Some fanciers of the Abyssinian breed believe that they are the most ancient breed of cat and that they lived as companions and gods to the ancient Egyptians. In reality, their history goes back to 19th century England, to a Mrs. Captain Barrett-Lennard, who returned from Abyssinia (now Ethiopia) with a female cat named Zulu. She was most likely the inspiration for the breeding efforts going on at the time, with a Mr. H.C. Brooke at the forefront of the creation of the Abyssinian type. The first Abyssinians were registered by the National Cat Club of England in 1896. In 1907, the first Abyssinians (named Aluminum II and Salt) arrived in the United States, owned by Miss J. R. Cathcart. They gained a limited following as a very special feline, but the Abyssinian population was devastated by World War II. In the years following 1945, many British Abyssinians were imported to augment the small genetic pool of U.S. felines.
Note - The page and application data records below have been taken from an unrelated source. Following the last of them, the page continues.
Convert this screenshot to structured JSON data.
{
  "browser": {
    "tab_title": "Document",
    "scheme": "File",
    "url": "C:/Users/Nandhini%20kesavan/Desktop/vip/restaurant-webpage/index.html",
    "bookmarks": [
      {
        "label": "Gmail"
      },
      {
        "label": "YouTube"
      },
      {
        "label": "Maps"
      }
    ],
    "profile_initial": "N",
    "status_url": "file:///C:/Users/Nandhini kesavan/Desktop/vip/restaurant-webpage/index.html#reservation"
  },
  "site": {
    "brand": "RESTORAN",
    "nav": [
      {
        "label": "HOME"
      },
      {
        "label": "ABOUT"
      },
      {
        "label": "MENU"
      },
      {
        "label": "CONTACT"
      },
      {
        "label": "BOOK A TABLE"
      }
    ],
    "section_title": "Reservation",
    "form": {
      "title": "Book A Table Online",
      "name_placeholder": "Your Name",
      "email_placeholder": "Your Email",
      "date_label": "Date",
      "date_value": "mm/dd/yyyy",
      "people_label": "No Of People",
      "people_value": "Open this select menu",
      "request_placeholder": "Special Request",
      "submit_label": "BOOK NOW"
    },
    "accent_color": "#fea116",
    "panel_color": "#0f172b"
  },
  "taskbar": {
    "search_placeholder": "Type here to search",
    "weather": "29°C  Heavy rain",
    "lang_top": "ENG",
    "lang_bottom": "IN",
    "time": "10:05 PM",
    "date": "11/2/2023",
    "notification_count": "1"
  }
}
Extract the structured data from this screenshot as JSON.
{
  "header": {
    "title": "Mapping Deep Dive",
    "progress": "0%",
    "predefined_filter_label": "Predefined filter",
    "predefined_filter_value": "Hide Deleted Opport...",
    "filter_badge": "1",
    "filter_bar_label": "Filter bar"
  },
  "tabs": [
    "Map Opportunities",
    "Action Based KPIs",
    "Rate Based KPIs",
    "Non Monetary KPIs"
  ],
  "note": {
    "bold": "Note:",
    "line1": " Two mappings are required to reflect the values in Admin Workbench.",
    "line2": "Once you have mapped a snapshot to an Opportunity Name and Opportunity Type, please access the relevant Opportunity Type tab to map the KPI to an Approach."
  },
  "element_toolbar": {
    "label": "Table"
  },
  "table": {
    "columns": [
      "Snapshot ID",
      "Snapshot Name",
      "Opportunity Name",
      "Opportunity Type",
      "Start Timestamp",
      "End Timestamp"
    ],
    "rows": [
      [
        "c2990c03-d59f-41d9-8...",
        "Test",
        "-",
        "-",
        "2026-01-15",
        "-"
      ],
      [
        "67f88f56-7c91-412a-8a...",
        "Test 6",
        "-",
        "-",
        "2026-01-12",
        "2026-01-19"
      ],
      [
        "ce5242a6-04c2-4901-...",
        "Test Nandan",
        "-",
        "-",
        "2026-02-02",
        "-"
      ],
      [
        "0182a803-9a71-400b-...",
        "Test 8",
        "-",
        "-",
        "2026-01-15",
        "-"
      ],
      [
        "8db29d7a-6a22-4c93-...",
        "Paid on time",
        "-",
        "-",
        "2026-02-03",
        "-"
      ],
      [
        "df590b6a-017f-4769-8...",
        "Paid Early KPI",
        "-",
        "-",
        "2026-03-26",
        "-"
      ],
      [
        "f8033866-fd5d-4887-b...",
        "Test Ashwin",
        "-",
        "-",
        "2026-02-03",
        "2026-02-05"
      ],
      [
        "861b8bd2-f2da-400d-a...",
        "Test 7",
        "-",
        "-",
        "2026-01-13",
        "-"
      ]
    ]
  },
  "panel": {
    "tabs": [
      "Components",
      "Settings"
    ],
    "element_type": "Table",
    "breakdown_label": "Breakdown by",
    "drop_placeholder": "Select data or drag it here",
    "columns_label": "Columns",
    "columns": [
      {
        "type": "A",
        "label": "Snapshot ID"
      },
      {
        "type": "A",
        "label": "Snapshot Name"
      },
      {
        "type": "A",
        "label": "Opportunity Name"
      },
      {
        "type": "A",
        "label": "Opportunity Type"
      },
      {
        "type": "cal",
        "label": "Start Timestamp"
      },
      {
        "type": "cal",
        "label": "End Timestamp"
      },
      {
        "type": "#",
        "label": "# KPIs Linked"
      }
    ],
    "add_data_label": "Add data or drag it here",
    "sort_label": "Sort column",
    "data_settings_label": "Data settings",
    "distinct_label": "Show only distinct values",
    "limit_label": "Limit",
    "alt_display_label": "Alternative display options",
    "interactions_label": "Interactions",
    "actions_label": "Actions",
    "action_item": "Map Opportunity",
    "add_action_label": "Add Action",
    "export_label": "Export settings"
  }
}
They remained a feline for true connoisseurs until relatively recently, when the popularity of cat shows introduced the Abyssinian to an even wider audience that soon grew to love their special charm.

Abys, as they are known, are very intelligent, alert and mischievous cats. Always inquisitive and ready for a game, they retain their "kitten-ness" even after they mature into adults. Abys thrive on attention and are very people oriented. They display considerable sensitivity to the moods of their human companions --quiet and soulful when need be and up for playtime at any time. Abys shower their owners with love and attention and expect the same in return. These cats have a distinctive bell-like voice.
At home: 
Because of their intelligence, Abys must be given an opportunity for mental stimulation, which can be satisfied by playful interaction with toys. An active breed, they may knock over knickknacks during a mad dash from one room to another. They love high places and enjoy climbing, so they will make good use of a house's vertical space. They like lots of human interaction and do best in a home where their owners can devote time during each day to handle them. Abys expect to be included in all activities that go on in the home, including cleaning, working at the computer or watching television together.
Feed a high-quality cat food that has good sources of protein. Abys prefer to eat a little bit but often rather than consume one big meal a day. Also, they are creatures of habit, so they should be fed on a schedule.
Abys tend to strongly bond with one member of the family. The breed will not tolerate the rough handling of little children and tend to be better for families with older children or just adults. With proper introductions and socialization, they can learn to live in harmony with other pets but do need their own space.
The typical life span of the Abyssinian is 12 to 15 years. The breed is more prone to gingivitis than some other cat breeds. Renal amyloidosis can also be a problem.
Fun fact: 

After World War II, there were only 12 registered Abyssinians left in England.

Grooming blurb: 
Abys are very low maintenance. A quick going-over once a week with a medium bristle brush is all they need.
This document has been published with the intent to provide accurate and authoritative information in regard to the subject matter within. While every reasonable precaution has been taken in preparation of this document, the author and publisher expressly disclaim responsibility for any errors, omissions or adverse effects arising from the use or application of the information contained herein. The techniques and suggestions are used at the reader's discretion.